In America, if you wished, license plates were totally personalized and totally fun. The saying, "I am my license plate" really fit!
Folks can have their name on their license plates or their favorite fun words, or even descriptions of their job. More or less anything goes: MYCAR, MOMOF4, IDOC, BOBSWIFE, BOSSMAN, etc.
The license plate on our first joint-car when Israel and I got married was "Oh how cute!" because Israel said that I used that phrase all the time. On our second car, he put "AizehMotek."
License plates in different states have the state flower, the state bird, scenes of famous landmarks.
Yesterday my front license plate fell off my car. I had to go to the police station to file a report, and get permission to have it replaced.
I would have loved a personalized plate. I'm not sure what I'd have said, but I would have loved it. DARLING? CHESEDMOM? DO-GOOD? VOICES? STAGESTRUCK?
Well, I didn't have a choice, of course.
In Israel, license plates are more anonymous - one of the crowd. We don't really have a chance to express our individuality on our plates. Chaval.
I went to the license manufacturing place, which ended up being a tiny room in the back of DYNAMETER, and a little guy got my plate ready. There's a simple dye on which he lined up the letters, then laid down a yellow plate (you get three choices - blank long yellow rectangle, long yellow rectangle with Israeli flag, short yellow rectangle), and brought down a handle that squeezed the letters on the dyes on to my new license plate.
It took ten seconds.
Then he put black ink on a tiny ink roller (like a mini-printing press) and passed my license plate through. Done.
I stood watching - amazed. Amazed, because I did not know how simple it was to make a license plate. That didn't seem right to me.
If it's so easy to make, there must be a billion knock-offs in this country, chas v'shalom. And that's not a good thing, especially with thieves and terrorists running around.
I assume that the police are often spot-checking license plate numbers just to make sure they're for real.
And if Israel ever comes up with a more complicated and involved license plate, I hope they personalize them.
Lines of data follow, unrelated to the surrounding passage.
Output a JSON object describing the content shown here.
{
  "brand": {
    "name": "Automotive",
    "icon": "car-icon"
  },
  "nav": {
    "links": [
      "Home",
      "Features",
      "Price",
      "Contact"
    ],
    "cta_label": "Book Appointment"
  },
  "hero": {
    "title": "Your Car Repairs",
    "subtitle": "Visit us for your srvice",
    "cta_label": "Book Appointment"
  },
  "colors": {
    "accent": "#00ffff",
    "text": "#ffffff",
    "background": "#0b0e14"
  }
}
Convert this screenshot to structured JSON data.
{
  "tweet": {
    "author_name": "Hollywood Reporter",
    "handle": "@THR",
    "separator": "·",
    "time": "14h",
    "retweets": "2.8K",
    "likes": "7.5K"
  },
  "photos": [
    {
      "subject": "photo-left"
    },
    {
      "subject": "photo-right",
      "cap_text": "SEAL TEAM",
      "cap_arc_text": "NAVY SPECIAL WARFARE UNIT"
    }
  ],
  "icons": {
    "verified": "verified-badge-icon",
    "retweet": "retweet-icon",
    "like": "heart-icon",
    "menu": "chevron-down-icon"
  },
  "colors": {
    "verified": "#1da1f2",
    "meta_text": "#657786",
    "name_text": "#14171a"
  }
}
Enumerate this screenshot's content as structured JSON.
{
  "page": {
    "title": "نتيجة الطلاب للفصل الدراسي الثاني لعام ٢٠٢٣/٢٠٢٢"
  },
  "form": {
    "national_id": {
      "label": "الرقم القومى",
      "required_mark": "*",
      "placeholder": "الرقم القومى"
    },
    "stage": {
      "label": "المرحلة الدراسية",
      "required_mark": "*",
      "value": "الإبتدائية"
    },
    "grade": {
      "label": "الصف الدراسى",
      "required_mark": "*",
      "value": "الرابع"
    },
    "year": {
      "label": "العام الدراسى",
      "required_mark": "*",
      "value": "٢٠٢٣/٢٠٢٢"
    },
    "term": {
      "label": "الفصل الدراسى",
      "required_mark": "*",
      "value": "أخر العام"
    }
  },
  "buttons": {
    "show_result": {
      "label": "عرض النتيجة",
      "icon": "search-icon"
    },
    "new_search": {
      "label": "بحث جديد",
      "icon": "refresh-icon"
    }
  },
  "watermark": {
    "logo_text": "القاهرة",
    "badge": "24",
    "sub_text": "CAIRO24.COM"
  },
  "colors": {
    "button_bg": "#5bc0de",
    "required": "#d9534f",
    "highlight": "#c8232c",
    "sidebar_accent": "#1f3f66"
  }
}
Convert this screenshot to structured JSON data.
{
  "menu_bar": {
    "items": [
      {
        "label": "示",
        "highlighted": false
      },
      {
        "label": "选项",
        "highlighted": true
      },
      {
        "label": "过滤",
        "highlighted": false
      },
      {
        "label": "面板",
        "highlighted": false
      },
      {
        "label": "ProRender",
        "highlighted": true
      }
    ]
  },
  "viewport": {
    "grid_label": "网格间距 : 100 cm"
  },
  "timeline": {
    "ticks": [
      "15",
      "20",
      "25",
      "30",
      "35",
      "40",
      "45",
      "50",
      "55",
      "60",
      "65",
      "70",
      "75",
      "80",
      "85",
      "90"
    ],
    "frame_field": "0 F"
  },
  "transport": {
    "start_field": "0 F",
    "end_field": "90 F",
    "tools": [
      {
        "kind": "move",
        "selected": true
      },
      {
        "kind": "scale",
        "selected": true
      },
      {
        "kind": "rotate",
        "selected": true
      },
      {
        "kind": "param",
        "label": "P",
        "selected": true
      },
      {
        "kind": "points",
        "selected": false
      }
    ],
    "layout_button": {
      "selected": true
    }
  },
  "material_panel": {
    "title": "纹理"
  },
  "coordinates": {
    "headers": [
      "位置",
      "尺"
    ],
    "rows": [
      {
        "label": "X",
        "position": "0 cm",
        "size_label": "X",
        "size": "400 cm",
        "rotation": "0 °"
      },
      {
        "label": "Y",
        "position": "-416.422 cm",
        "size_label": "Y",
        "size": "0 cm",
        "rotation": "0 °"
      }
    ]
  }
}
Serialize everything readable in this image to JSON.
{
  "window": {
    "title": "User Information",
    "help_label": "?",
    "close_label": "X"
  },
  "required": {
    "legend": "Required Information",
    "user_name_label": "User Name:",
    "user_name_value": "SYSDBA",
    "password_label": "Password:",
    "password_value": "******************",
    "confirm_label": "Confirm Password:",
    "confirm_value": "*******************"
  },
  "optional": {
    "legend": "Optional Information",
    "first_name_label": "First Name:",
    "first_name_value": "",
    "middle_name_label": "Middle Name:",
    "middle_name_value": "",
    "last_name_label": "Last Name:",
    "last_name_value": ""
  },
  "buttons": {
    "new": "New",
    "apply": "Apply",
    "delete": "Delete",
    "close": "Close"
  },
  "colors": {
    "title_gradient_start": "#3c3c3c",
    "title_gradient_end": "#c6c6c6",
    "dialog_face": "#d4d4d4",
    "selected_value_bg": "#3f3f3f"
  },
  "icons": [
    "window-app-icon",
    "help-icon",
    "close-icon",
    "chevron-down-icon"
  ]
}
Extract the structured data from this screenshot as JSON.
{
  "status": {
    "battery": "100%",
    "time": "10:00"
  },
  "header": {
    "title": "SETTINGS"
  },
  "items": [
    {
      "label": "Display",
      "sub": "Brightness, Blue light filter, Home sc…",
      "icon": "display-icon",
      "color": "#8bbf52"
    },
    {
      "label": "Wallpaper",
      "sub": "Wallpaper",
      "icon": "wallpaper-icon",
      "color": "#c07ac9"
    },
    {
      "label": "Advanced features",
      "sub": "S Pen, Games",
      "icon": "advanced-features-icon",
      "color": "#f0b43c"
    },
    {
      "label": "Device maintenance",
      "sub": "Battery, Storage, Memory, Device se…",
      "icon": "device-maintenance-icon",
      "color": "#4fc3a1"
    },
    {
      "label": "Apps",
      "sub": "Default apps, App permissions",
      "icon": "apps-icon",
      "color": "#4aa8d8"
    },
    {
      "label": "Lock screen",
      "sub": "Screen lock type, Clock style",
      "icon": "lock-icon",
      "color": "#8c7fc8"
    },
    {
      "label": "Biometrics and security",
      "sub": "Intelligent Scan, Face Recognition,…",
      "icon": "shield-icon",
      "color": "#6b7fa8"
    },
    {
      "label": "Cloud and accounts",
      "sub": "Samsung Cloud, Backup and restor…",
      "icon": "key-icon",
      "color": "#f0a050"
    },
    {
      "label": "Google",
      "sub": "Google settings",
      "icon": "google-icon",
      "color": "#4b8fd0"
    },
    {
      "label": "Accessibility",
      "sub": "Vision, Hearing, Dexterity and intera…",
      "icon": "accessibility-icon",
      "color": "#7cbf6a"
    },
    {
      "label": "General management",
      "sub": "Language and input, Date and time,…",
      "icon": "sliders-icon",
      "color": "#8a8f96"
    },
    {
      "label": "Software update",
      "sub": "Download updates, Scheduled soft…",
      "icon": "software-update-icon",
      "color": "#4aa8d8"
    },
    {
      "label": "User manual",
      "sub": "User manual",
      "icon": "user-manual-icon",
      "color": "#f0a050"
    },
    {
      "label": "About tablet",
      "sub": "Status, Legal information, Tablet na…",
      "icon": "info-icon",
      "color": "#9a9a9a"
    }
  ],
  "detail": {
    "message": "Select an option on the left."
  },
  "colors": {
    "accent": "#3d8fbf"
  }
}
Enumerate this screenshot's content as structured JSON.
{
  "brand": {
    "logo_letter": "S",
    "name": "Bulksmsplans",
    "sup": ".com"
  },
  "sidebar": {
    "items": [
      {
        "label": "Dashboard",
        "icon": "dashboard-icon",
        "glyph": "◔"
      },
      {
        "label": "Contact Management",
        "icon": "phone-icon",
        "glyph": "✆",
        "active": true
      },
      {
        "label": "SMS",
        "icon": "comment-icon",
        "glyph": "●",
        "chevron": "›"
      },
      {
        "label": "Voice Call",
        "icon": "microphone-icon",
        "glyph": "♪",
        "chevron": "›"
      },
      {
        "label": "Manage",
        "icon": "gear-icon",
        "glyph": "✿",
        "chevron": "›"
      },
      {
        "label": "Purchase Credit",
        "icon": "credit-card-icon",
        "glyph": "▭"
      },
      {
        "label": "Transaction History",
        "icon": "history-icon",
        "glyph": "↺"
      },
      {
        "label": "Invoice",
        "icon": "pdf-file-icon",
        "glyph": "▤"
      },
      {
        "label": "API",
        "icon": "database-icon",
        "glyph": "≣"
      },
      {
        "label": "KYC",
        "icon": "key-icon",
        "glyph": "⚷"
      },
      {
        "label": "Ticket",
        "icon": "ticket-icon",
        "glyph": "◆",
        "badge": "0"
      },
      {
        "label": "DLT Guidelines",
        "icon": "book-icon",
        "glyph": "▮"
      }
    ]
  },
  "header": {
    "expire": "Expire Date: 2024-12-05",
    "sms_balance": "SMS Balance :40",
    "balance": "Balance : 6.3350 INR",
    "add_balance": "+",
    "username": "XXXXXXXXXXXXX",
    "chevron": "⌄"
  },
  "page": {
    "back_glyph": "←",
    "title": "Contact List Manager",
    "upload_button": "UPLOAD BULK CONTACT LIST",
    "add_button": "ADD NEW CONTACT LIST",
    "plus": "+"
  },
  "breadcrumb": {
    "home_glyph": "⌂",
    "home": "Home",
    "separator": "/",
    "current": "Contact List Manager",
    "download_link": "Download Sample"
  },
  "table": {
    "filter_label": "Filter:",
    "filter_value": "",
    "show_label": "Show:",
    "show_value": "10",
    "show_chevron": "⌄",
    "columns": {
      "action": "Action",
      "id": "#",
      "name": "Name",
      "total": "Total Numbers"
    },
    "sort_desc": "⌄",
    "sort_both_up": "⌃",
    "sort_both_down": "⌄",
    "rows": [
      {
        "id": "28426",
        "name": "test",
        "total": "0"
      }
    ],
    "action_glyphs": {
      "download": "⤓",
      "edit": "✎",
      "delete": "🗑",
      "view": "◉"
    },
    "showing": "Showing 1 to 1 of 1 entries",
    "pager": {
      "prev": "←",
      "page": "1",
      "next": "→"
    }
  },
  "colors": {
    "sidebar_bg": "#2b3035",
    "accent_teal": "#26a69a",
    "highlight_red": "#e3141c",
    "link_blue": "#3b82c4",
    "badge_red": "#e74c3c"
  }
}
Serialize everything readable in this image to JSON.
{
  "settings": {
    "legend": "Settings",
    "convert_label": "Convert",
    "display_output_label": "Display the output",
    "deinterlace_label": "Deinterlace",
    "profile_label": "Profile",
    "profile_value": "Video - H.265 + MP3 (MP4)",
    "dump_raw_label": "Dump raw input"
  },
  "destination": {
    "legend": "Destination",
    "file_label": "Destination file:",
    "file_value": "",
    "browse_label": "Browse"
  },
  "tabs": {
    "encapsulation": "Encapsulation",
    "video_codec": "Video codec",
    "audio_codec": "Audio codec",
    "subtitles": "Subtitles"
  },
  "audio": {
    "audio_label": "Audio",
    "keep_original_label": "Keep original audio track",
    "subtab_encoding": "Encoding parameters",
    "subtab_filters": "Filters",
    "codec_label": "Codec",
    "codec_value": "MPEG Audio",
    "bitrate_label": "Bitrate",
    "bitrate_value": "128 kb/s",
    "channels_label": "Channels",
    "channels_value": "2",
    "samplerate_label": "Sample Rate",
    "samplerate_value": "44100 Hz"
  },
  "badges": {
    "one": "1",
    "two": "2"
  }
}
I'd love a scene of Har HaBayit on mine. Maybe I'd print, "MRSKOHEN."